## Description of the task
Go through the entries below and copy every line that holds the word "ご結婚おめでとうございます".

════════════════════

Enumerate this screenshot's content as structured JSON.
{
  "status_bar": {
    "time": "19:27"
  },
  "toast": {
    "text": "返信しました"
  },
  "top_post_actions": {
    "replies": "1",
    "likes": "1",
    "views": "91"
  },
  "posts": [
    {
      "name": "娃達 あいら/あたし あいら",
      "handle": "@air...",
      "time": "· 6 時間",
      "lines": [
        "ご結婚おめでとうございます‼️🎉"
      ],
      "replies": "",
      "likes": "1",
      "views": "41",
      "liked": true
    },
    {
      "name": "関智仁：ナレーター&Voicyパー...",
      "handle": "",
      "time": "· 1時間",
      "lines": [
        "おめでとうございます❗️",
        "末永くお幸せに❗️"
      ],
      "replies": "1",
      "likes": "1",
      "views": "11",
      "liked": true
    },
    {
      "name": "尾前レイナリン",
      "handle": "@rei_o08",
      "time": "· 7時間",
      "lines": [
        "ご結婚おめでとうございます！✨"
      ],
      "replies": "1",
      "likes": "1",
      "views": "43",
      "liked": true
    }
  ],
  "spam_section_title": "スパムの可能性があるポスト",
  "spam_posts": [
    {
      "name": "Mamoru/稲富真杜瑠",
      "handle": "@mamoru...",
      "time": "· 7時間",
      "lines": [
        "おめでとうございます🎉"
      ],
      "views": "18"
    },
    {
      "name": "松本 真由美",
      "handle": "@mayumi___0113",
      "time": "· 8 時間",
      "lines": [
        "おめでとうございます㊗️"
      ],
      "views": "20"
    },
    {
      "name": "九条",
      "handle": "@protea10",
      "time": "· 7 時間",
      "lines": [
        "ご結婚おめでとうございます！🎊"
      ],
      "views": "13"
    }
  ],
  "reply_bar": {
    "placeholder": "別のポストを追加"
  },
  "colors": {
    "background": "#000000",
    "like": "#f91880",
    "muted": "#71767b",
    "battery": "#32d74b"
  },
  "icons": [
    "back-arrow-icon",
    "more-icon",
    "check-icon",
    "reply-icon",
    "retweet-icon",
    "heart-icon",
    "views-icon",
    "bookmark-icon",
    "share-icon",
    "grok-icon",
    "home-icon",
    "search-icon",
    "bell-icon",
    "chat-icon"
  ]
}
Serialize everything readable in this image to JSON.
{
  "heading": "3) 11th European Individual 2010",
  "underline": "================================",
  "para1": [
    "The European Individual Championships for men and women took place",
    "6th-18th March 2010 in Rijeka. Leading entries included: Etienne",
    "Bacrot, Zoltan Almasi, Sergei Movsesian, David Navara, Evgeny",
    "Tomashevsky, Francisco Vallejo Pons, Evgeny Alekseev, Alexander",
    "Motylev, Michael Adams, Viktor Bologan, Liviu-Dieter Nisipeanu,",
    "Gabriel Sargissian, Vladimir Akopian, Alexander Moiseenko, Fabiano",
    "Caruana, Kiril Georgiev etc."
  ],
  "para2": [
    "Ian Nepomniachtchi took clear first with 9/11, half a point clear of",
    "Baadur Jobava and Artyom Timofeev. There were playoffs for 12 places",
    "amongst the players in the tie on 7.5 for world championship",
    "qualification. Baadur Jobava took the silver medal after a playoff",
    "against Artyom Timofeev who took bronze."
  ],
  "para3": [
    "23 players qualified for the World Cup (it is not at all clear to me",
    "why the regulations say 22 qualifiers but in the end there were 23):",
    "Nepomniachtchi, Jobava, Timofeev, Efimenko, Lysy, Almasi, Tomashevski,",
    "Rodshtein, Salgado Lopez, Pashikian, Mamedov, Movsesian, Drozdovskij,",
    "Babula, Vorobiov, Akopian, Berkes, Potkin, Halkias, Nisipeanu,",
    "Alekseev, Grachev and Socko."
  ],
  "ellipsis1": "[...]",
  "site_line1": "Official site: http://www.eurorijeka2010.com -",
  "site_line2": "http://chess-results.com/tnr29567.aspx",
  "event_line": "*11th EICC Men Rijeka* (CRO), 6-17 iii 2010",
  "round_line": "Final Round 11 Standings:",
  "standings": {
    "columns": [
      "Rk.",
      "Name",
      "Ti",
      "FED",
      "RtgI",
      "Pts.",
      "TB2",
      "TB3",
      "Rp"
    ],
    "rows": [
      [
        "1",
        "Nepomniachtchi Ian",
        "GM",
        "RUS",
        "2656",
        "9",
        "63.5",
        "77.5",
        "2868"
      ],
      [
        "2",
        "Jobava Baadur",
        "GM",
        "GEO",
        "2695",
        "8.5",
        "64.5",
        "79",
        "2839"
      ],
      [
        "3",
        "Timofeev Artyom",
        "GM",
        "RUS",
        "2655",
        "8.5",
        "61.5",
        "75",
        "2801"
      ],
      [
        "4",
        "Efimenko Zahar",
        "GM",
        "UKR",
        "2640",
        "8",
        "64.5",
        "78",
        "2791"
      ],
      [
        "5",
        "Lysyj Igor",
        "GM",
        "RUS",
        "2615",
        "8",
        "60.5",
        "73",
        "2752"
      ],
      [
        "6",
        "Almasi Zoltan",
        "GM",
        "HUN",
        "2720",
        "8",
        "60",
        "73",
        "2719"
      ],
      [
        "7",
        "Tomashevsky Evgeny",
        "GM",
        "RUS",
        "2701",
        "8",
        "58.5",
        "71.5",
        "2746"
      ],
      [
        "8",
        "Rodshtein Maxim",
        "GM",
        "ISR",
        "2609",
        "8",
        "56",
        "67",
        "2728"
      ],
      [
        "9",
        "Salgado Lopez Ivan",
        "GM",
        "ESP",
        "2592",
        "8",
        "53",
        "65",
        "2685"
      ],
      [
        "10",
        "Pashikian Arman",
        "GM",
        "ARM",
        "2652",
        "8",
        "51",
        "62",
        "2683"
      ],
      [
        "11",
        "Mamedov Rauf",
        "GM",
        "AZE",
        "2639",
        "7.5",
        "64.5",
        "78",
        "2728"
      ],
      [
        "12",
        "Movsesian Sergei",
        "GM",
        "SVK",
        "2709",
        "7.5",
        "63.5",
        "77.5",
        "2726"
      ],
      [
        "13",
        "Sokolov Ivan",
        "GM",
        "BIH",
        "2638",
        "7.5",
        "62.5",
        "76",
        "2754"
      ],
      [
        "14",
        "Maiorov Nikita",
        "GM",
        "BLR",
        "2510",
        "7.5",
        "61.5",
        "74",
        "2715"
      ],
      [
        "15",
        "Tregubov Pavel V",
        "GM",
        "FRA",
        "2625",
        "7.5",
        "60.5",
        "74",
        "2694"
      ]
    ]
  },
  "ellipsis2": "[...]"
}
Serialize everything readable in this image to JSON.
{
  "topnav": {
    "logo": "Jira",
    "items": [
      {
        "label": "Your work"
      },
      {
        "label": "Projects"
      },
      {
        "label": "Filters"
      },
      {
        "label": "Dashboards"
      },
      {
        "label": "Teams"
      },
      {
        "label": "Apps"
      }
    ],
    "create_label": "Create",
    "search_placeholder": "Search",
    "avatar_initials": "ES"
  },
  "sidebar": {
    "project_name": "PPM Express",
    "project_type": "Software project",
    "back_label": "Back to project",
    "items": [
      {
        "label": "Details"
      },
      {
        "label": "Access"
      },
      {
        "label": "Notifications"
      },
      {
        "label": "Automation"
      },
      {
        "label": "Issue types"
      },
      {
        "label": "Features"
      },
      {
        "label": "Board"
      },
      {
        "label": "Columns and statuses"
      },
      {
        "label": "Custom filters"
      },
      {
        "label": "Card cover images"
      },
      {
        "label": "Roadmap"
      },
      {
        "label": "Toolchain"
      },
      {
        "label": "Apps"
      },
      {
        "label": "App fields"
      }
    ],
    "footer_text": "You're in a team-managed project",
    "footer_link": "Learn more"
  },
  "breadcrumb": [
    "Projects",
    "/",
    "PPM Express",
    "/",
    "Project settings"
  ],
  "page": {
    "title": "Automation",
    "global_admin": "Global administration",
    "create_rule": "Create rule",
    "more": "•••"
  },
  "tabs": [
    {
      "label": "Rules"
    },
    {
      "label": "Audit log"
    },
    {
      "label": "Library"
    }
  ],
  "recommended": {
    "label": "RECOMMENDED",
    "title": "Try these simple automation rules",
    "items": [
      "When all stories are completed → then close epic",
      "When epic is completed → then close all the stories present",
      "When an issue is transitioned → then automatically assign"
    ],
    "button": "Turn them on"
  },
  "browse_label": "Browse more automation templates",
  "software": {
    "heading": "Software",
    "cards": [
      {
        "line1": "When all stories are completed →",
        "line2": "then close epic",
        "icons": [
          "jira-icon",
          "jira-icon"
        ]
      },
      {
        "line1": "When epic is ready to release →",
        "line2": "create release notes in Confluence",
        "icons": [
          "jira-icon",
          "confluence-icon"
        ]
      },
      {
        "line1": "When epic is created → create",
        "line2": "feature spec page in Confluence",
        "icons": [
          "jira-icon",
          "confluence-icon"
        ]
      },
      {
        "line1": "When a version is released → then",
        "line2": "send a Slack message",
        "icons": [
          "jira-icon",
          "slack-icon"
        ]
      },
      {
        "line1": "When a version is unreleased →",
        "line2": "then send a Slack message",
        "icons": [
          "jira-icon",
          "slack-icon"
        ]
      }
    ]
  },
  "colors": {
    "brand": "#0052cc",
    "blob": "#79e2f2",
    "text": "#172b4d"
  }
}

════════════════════

## Exercise output
        "ご結婚おめでとうございます‼️🎉"
        "ご結婚おめでとうございます！✨"
        "ご結婚おめでとうございます！🎊"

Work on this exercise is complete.